• _Work request_
Retype each entry verbatim. Do not include the images.

*** Data for processing ***

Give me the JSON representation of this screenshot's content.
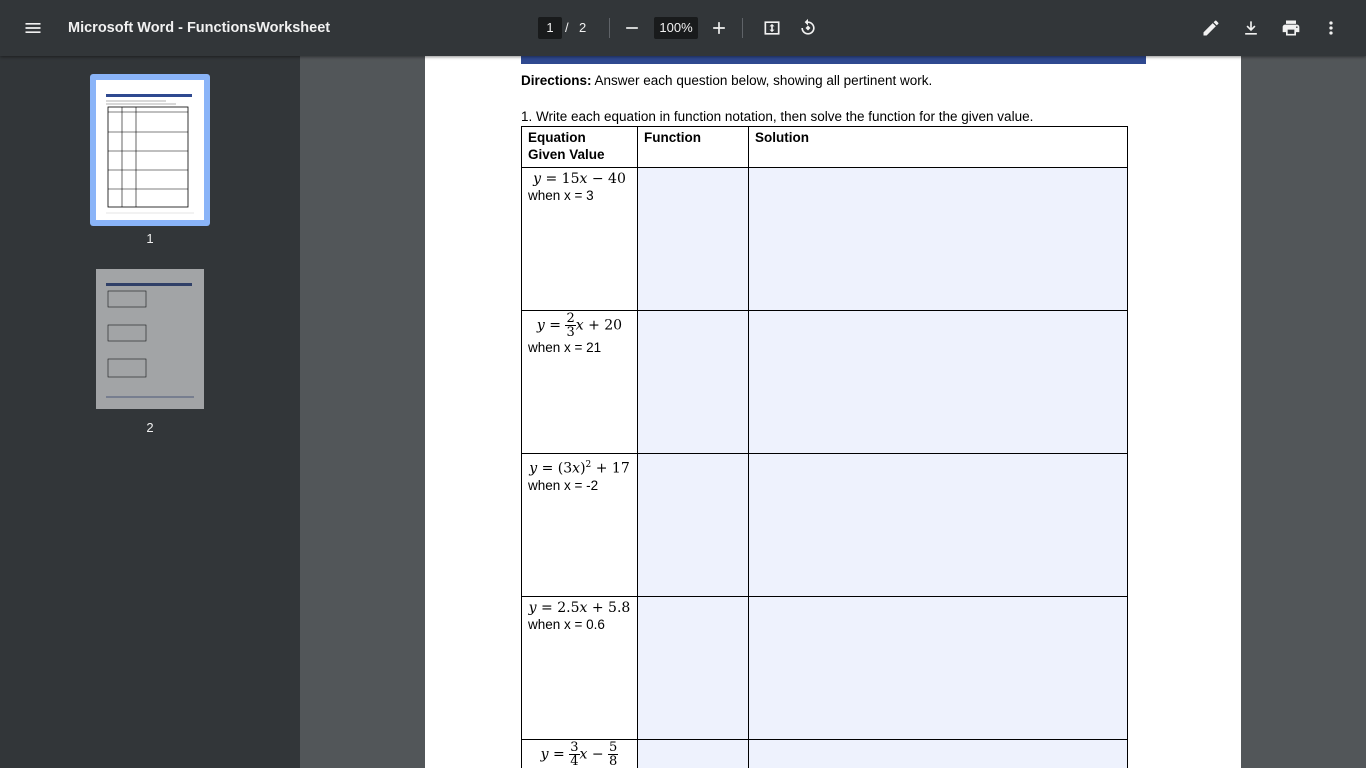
{
  "toolbar": {
    "title": "Microsoft Word - FunctionsWorksheet",
    "current_page": "1",
    "page_separator": "/",
    "total_pages": "2",
    "zoom": "100%",
    "icons": [
      "menu-icon",
      "zoom-out-icon",
      "zoom-in-icon",
      "fit-page-icon",
      "rotate-icon",
      "pen-icon",
      "download-icon",
      "print-icon",
      "more-vert-icon"
    ]
  },
  "sidebar": {
    "thumbnails": [
      {
        "label": "1",
        "selected": true
      },
      {
        "label": "2",
        "selected": false
      }
    ]
  },
  "document": {
    "directions_label": "Directions:",
    "directions_text": " Answer each question below, showing all pertinent work.",
    "question1": "1. Write each equation in function notation, then solve the function for the given value.",
    "table": {
      "headers": {
        "col1_line1": "Equation",
        "col1_line2": "Given Value",
        "col2": "Function",
        "col3": "Solution"
      },
      "rows": [
        {
          "when": "when x = 3"
        },
        {
          "when": "when x = 21"
        },
        {
          "when": "when x = -2"
        },
        {
          "when": "when x = 0.6"
        }
      ]
    }
  },
  "colors": {
    "toolbar_bg": "#323639",
    "viewer_bg": "#525659",
    "selected_thumb": "#8ab4f8",
    "header_band": "#2f4990",
    "cell_shade": "#eef2fd"
  }
}
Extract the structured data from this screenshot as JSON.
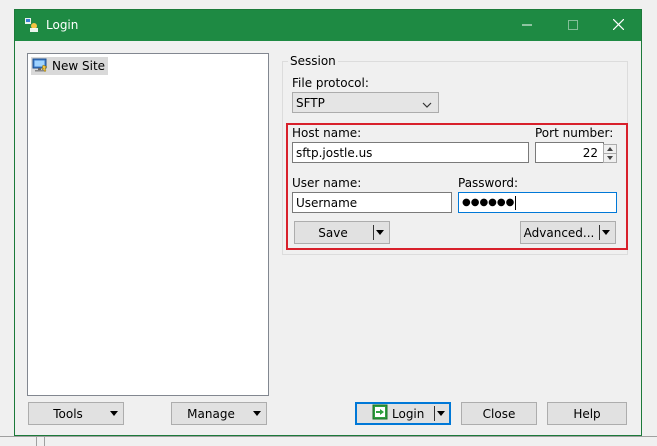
{
  "window": {
    "title": "Login",
    "controls": [
      "minimize-icon",
      "maximize-icon",
      "close-icon"
    ]
  },
  "site_tree": {
    "items": [
      {
        "label": "New Site",
        "icon": "computer-icon",
        "selected": true
      }
    ]
  },
  "left_buttons": {
    "tools_label": "Tools",
    "manage_label": "Manage"
  },
  "session": {
    "group_label": "Session",
    "file_protocol_label": "File protocol:",
    "file_protocol_value": "SFTP",
    "host_label": "Host name:",
    "host_value": "sftp.jostle.us",
    "port_label": "Port number:",
    "port_value": "22",
    "user_label": "User name:",
    "user_value": "Username",
    "password_label": "Password:",
    "password_value": "●●●●●●",
    "save_label": "Save",
    "advanced_label": "Advanced..."
  },
  "bottom_buttons": {
    "login_label": "Login",
    "close_label": "Close",
    "help_label": "Help"
  },
  "colors": {
    "titlebar": "#1e8a43",
    "highlight_border": "#d8202b",
    "focus_border": "#0078d7"
  }
}
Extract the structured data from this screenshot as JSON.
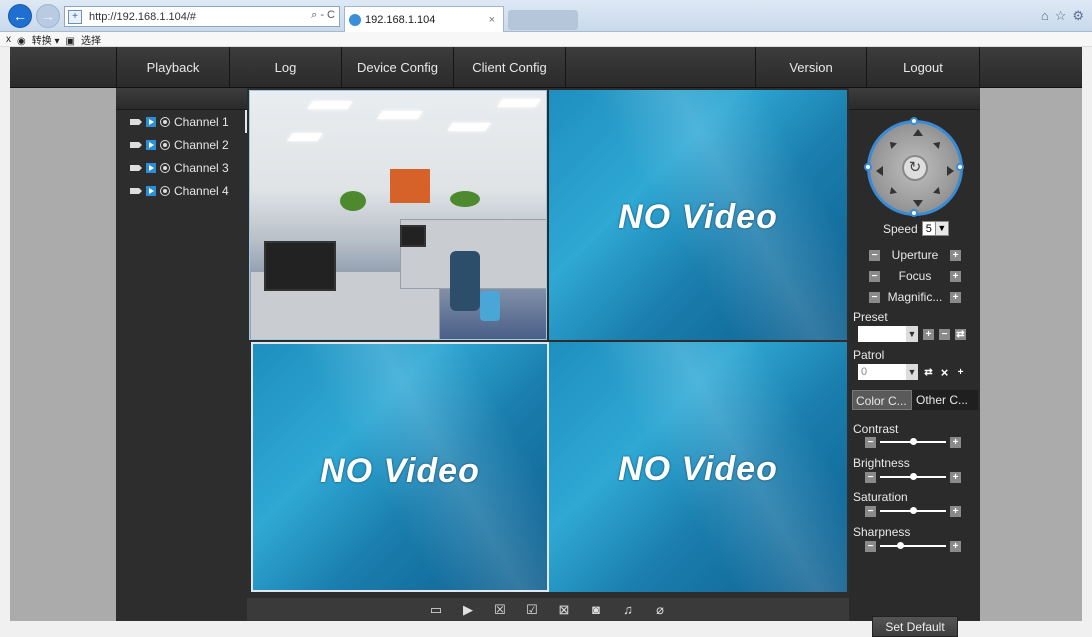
{
  "browser": {
    "url": "http://192.168.1.104/#",
    "tab_title": "192.168.1.104",
    "search_glyph": "⌕ - C",
    "tab_close": "×",
    "back_glyph": "←",
    "fwd_glyph": "→",
    "cmd_close": "x",
    "cmd_item_1": "转换",
    "cmd_item_2": "选择"
  },
  "nav": {
    "playback": "Playback",
    "log": "Log",
    "device_config": "Device Config",
    "client_config": "Client Config",
    "version": "Version",
    "logout": "Logout"
  },
  "channels": [
    {
      "label": "Channel 1"
    },
    {
      "label": "Channel 2"
    },
    {
      "label": "Channel 3"
    },
    {
      "label": "Channel 4"
    }
  ],
  "video": {
    "no_video_label": "NO Video"
  },
  "ptz": {
    "speed_label": "Speed",
    "speed_value": "5",
    "uperture_label": "Uperture",
    "focus_label": "Focus",
    "magnific_label": "Magnific...",
    "preset_label": "Preset",
    "preset_value": "",
    "patrol_label": "Patrol",
    "patrol_value": "0",
    "tab_color": "Color C...",
    "tab_other": "Other C...",
    "contrast_label": "Contrast",
    "brightness_label": "Brightness",
    "saturation_label": "Saturation",
    "sharpness_label": "Sharpness",
    "contrast_level": 0.5,
    "brightness_level": 0.5,
    "saturation_level": 0.5,
    "sharpness_level": 0.3,
    "set_default_label": "Set Default"
  },
  "colors": {
    "accent_blue": "#3a8bd6",
    "panel_dark": "#2b2b2b",
    "video_blue": "#1e8fbf"
  }
}
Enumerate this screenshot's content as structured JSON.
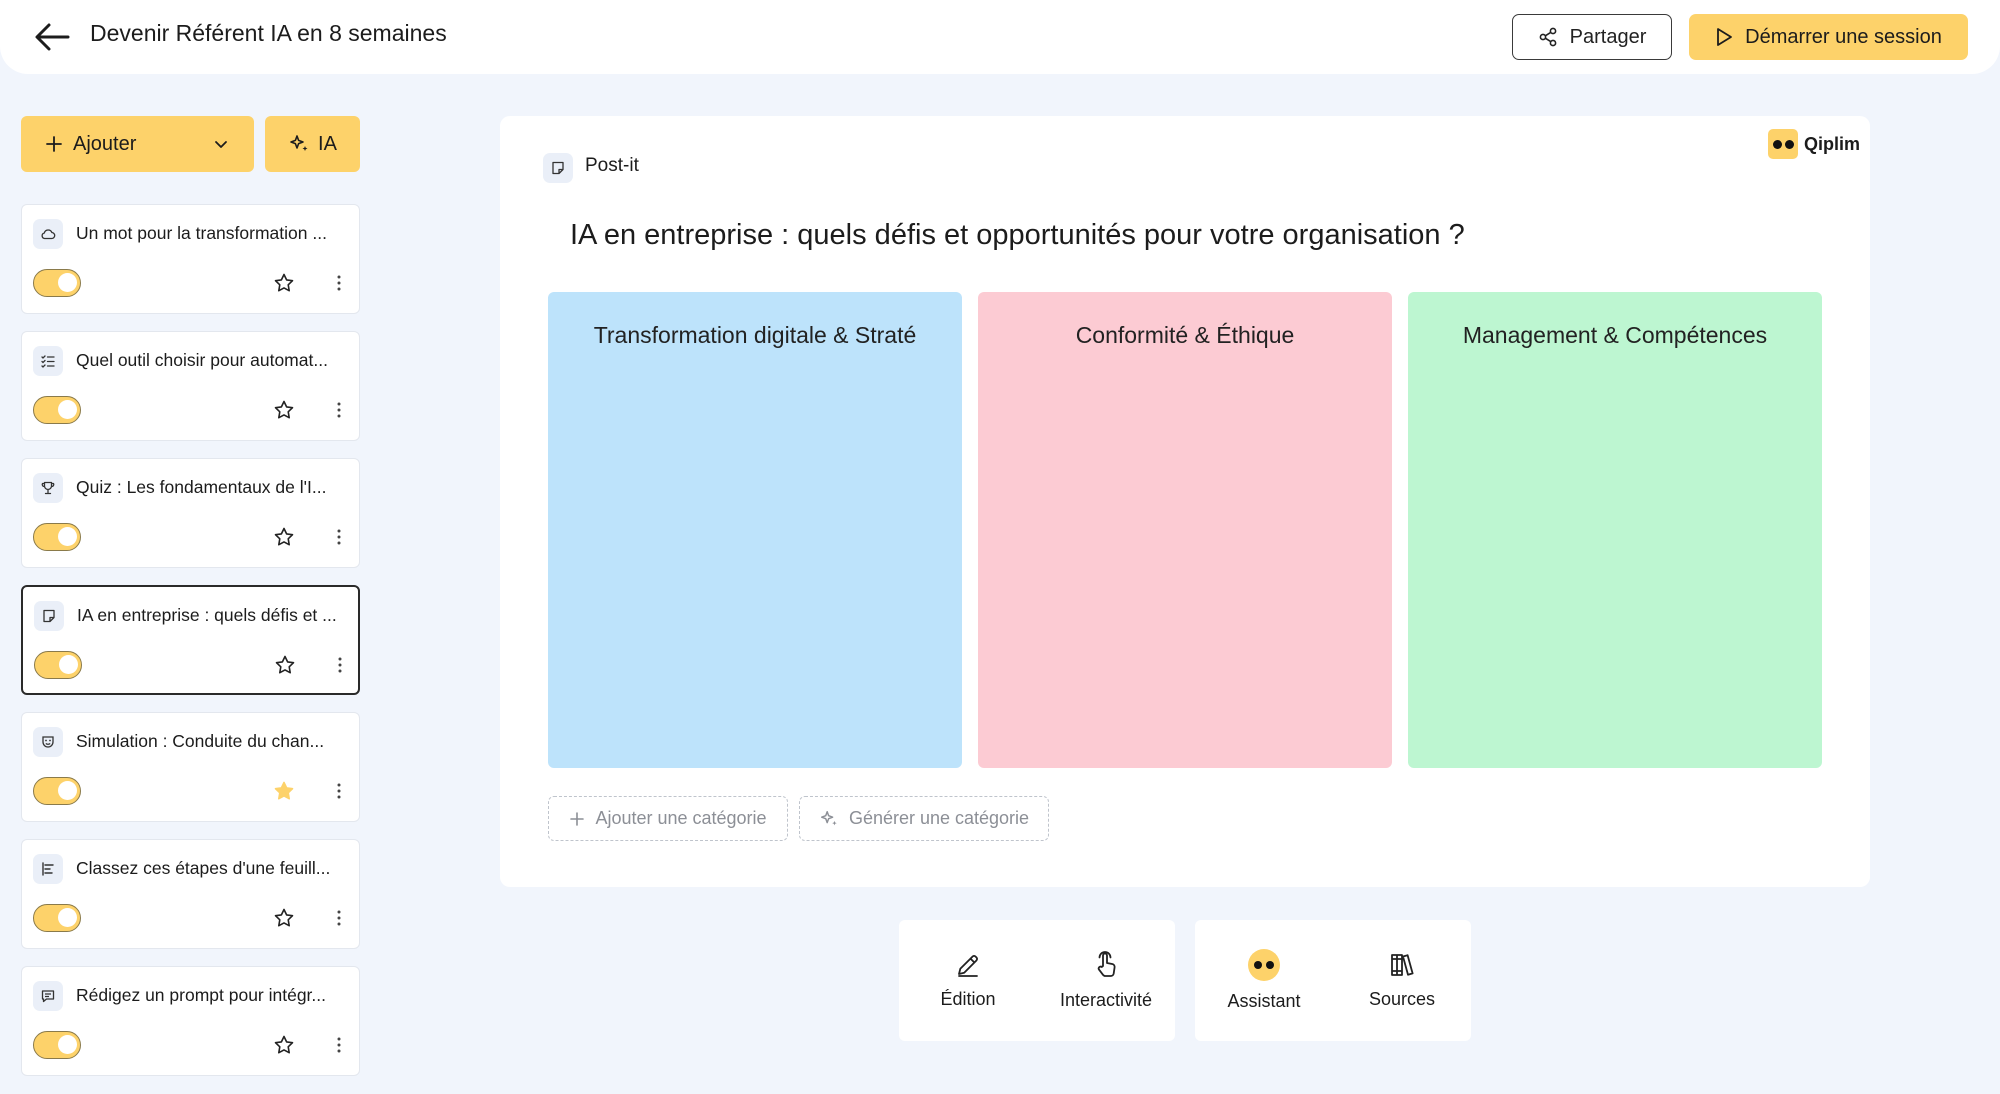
{
  "header": {
    "title": "Devenir Référent IA en 8 semaines",
    "share_label": "Partager",
    "start_label": "Démarrer une session"
  },
  "sidebar": {
    "add_label": "Ajouter",
    "ia_label": "IA",
    "items": [
      {
        "title": "Un mot pour la transformation ...",
        "icon": "cloud-icon",
        "active": true,
        "favorite": false
      },
      {
        "title": "Quel outil choisir pour automat...",
        "icon": "list-check-icon",
        "active": true,
        "favorite": false
      },
      {
        "title": "Quiz : Les fondamentaux de l'I...",
        "icon": "trophy-icon",
        "active": true,
        "favorite": false
      },
      {
        "title": "IA en entreprise : quels défis et ...",
        "icon": "sticky-note-icon",
        "active": true,
        "favorite": false,
        "selected": true
      },
      {
        "title": "Simulation : Conduite du chan...",
        "icon": "theater-mask-icon",
        "active": true,
        "favorite": true
      },
      {
        "title": "Classez ces étapes d'une feuill...",
        "icon": "sort-bars-icon",
        "active": true,
        "favorite": false
      },
      {
        "title": "Rédigez un prompt pour intégr...",
        "icon": "message-icon",
        "active": true,
        "favorite": false
      }
    ]
  },
  "main": {
    "brand": "Qiplim",
    "type_label": "Post-it",
    "question": "IA en entreprise : quels défis et opportunités pour votre organisation ?",
    "categories": [
      {
        "title": "Transformation digitale & Straté",
        "color": "#bde3fb"
      },
      {
        "title": "Conformité & Éthique",
        "color": "#fccbd3"
      },
      {
        "title": "Management & Compétences",
        "color": "#bdf6d1"
      }
    ],
    "add_category_label": "Ajouter une catégorie",
    "generate_category_label": "Générer une catégorie"
  },
  "toolbar": {
    "edition": "Édition",
    "interactivity": "Interactivité",
    "assistant": "Assistant",
    "sources": "Sources"
  },
  "colors": {
    "accent": "#fdd26a",
    "background": "#f1f5fc"
  }
}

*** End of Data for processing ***

• _Result for this exercise_
Give me the JSON representation of this screenshot's content.
{
  "toolbar": {
    "title": "Microsoft Word - FunctionsWorksheet",
    "current_page": "1",
    "page_separator": "/",
    "total_pages": "2",
    "zoom": "100%",
    "icons": [
      "menu-icon",
      "zoom-out-icon",
      "zoom-in-icon",
      "fit-page-icon",
      "rotate-icon",
      "pen-icon",
      "download-icon",
      "print-icon",
      "more-vert-icon"
    ]
  },
  "sidebar": {
    "thumbnails": [
      {
        "label": "1",
        "selected": true
      },
      {
        "label": "2",
        "selected": false
      }
    ]
  },
  "document": {
    "directions_label": "Directions:",
    "directions_text": " Answer each question below, showing all pertinent work.",
    "question1": "1. Write each equation in function notation, then solve the function for the given value.",
    "table": {
      "headers": {
        "col1_line1": "Equation",
        "col1_line2": "Given Value",
        "col2": "Function",
        "col3": "Solution"
      },
      "rows": [
        {
          "when": "when x = 3"
        },
        {
          "when": "when x = 21"
        },
        {
          "when": "when x = -2"
        },
        {
          "when": "when x = 0.6"
        }
      ]
    }
  },
  "colors": {
    "toolbar_bg": "#323639",
    "viewer_bg": "#525659",
    "selected_thumb": "#8ab4f8",
    "header_band": "#2f4990",
    "cell_shade": "#eef2fd"
  }
}
Extract the structured data from this screenshot as JSON.
{
  "window": {
    "title": "Login",
    "controls": [
      "minimize-icon",
      "maximize-icon",
      "close-icon"
    ]
  },
  "site_tree": {
    "items": [
      {
        "label": "New Site",
        "icon": "computer-icon",
        "selected": true
      }
    ]
  },
  "left_buttons": {
    "tools_label": "Tools",
    "manage_label": "Manage"
  },
  "session": {
    "group_label": "Session",
    "file_protocol_label": "File protocol:",
    "file_protocol_value": "SFTP",
    "host_label": "Host name:",
    "host_value": "sftp.jostle.us",
    "port_label": "Port number:",
    "port_value": "22",
    "user_label": "User name:",
    "user_value": "Username",
    "password_label": "Password:",
    "password_value": "●●●●●●",
    "save_label": "Save",
    "advanced_label": "Advanced..."
  },
  "bottom_buttons": {
    "login_label": "Login",
    "close_label": "Close",
    "help_label": "Help"
  },
  "colors": {
    "titlebar": "#1e8a43",
    "highlight_border": "#d8202b",
    "focus_border": "#0078d7"
  }
}
Extract the structured data from this screenshot as JSON.
{
  "browser": {
    "url": "http://192.168.1.104/#",
    "tab_title": "192.168.1.104",
    "search_glyph": "⌕ - C",
    "tab_close": "×",
    "back_glyph": "←",
    "fwd_glyph": "→",
    "cmd_close": "x",
    "cmd_item_1": "转换",
    "cmd_item_2": "选择"
  },
  "nav": {
    "playback": "Playback",
    "log": "Log",
    "device_config": "Device Config",
    "client_config": "Client Config",
    "version": "Version",
    "logout": "Logout"
  },
  "channels": [
    {
      "label": "Channel 1"
    },
    {
      "label": "Channel 2"
    },
    {
      "label": "Channel 3"
    },
    {
      "label": "Channel 4"
    }
  ],
  "video": {
    "no_video_label": "NO Video"
  },
  "ptz": {
    "speed_label": "Speed",
    "speed_value": "5",
    "uperture_label": "Uperture",
    "focus_label": "Focus",
    "magnific_label": "Magnific...",
    "preset_label": "Preset",
    "preset_value": "",
    "patrol_label": "Patrol",
    "patrol_value": "0",
    "tab_color": "Color C...",
    "tab_other": "Other C...",
    "contrast_label": "Contrast",
    "brightness_label": "Brightness",
    "saturation_label": "Saturation",
    "sharpness_label": "Sharpness",
    "contrast_level": 0.5,
    "brightness_level": 0.5,
    "saturation_level": 0.5,
    "sharpness_level": 0.3,
    "set_default_label": "Set Default"
  },
  "colors": {
    "accent_blue": "#3a8bd6",
    "panel_dark": "#2b2b2b",
    "video_blue": "#1e8fbf"
  }
}
Enumerate this screenshot's content as structured JSON.
{
  "header": {
    "title": "Devenir Référent IA en 8 semaines",
    "share_label": "Partager",
    "start_label": "Démarrer une session"
  },
  "sidebar": {
    "add_label": "Ajouter",
    "ia_label": "IA",
    "items": [
      {
        "title": "Un mot pour la transformation ...",
        "icon": "cloud-icon",
        "active": true,
        "favorite": false
      },
      {
        "title": "Quel outil choisir pour automat...",
        "icon": "list-check-icon",
        "active": true,
        "favorite": false
      },
      {
        "title": "Quiz : Les fondamentaux de l'I...",
        "icon": "trophy-icon",
        "active": true,
        "favorite": false
      },
      {
        "title": "IA en entreprise : quels défis et ...",
        "icon": "sticky-note-icon",
        "active": true,
        "favorite": false,
        "selected": true
      },
      {
        "title": "Simulation : Conduite du chan...",
        "icon": "theater-mask-icon",
        "active": true,
        "favorite": true
      },
      {
        "title": "Classez ces étapes d'une feuill...",
        "icon": "sort-bars-icon",
        "active": true,
        "favorite": false
      },
      {
        "title": "Rédigez un prompt pour intégr...",
        "icon": "message-icon",
        "active": true,
        "favorite": false
      }
    ]
  },
  "main": {
    "brand": "Qiplim",
    "type_label": "Post-it",
    "question": "IA en entreprise : quels défis et opportunités pour votre organisation ?",
    "categories": [
      {
        "title": "Transformation digitale & Straté",
        "color": "#bde3fb"
      },
      {
        "title": "Conformité & Éthique",
        "color": "#fccbd3"
      },
      {
        "title": "Management & Compétences",
        "color": "#bdf6d1"
      }
    ],
    "add_category_label": "Ajouter une catégorie",
    "generate_category_label": "Générer une catégorie"
  },
  "toolbar": {
    "edition": "Édition",
    "interactivity": "Interactivité",
    "assistant": "Assistant",
    "sources": "Sources"
  },
  "colors": {
    "accent": "#fdd26a",
    "background": "#f1f5fc"
  }
}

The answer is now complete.